━━━━━ INPUT FOR THIS TASK ━━━━━

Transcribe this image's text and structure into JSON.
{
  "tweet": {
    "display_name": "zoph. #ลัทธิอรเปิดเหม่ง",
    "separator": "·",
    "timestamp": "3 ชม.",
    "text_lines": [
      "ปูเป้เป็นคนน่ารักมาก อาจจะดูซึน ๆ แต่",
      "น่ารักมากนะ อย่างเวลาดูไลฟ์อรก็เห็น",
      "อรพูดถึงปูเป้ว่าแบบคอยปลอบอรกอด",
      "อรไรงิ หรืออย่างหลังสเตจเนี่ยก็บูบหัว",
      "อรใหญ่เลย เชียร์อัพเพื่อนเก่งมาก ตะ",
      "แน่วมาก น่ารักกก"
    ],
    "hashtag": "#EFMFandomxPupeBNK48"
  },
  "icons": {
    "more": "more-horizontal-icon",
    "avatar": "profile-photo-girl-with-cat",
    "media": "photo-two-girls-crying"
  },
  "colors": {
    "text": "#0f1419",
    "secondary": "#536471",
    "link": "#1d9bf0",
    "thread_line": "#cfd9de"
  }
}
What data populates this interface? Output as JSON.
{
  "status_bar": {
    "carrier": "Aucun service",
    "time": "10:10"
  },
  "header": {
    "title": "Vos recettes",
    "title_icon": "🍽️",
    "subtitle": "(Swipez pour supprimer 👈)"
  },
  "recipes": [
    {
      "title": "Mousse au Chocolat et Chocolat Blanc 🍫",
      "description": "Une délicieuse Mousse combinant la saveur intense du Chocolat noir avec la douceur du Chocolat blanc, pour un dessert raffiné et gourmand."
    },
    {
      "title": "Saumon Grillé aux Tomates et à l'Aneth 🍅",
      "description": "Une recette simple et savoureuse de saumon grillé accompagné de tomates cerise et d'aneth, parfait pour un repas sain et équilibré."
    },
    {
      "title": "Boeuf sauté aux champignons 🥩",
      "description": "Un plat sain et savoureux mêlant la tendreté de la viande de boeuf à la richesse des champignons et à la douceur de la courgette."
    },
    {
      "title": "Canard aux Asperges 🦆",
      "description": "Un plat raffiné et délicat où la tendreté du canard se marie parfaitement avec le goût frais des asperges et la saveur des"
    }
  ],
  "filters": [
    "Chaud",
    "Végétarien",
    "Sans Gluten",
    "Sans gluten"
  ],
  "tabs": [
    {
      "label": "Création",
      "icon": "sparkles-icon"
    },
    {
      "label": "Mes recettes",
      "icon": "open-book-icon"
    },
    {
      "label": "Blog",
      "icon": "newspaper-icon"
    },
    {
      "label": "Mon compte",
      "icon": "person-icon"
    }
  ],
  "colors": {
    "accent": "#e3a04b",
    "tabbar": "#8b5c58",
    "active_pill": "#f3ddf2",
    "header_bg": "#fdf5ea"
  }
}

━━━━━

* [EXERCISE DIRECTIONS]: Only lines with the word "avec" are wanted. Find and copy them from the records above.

* [SOLUTION TO THE EXERCISE]:
      "description": "Une délicieuse Mousse combinant la saveur intense du Chocolat noir avec la douceur du Chocolat blanc, pour un dessert raffiné et gourmand."
      "description": "Un plat raffiné et délicat où la tendreté du canard se marie parfaitement avec le goût frais des asperges et la saveur des"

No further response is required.